Matt Taibbi Joins Occupy Wall Street for Anti-Corporate Protest


Occupy Wall Street protesters held their biggest march so far this year today as part of a nationwide “Shut Down the Corporations” day of action.

Several hundred occupiers gathered in Bryant Park this morning before marching east on 42nd Street to the global headquarters of Pfizer Pharmaceuticals, targeted because the company is a member of the American Legislative Exchange Council.

When the marchers returned to Bryant Park, Rolling Stone writer Matt Taibbi delivered a lecture explaining the origins of the mortgage crisis and the role played by Bank of America.

Taibbi said the financial industry sowed the seeds for the economic crisis when it began repackaging high-risk mortgages into triple-A-rated mortgage-backed securities.

“That’s what these guys did,” Taibbi said. “They turned a bunch of oregano into high-grade weed and they sold it all around the world.”

Compounding the crisis, of course, were the credit default swaps major banks bought, essentially betting that the toxic derivatives they were selling would fail.

“It’s sort of like selling a lot full of cars with no brakes and then buying life insurance on all the drivers,” Taibbi said.

All the major financial institutions are implicated in these shady dealings, Taibbi said, but Bank of America is the worst. “They’re like a Zelig of the white-collar crime era,” he said. “They’re involved in everything.”

Taibbi called for criminal investigation into Bank of America’s behavior, and an end to federal support for the institution. “We’ve got to put pressure on our elected officials to disallow any further state support of Bank of America,” he said.

Given Bank of America’s precarious financial situation, cutting off the taxpayer support could bring the bank crashing down, Taibbi said. “We have to figure out a way to unwind these corrupt companies in a way that doesn’t destroy the rest of us.”

The rest of the day’s action was typical Occupy Wall Street fare: hundreds of protesters streaming through the streets, chased and herded by police on scooters and on foot attempted to divert and break up the demonstration.

A heavy police presence and metal barricades kept the occupiers away from the Bank of America tower across the intersection from Bryant Park, so instead they visited Bank of America retail branches throughout the neighborhood. The branches closed their doors when the protesters drew near, and police rushed to put themselves between the banks and the march.
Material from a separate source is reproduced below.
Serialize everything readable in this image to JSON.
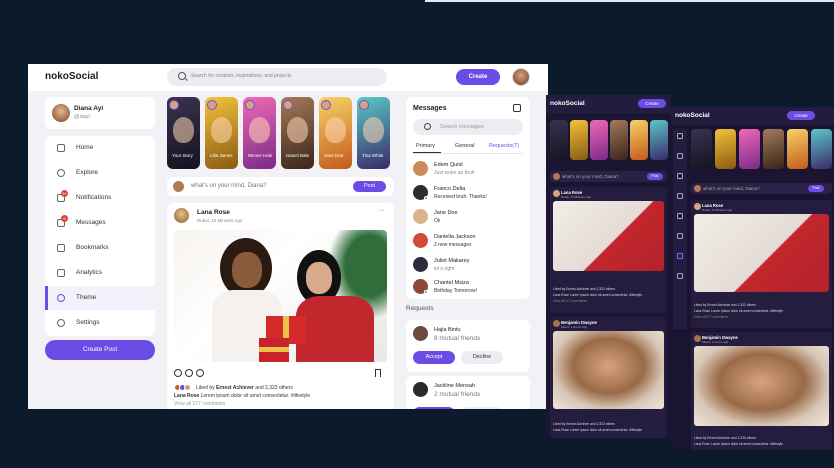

At one point, a member of the OWS Direct Action working group expressed frustration at the disorganization of the march. “But it’s okay,” she said. “We’re learning for May 1st.”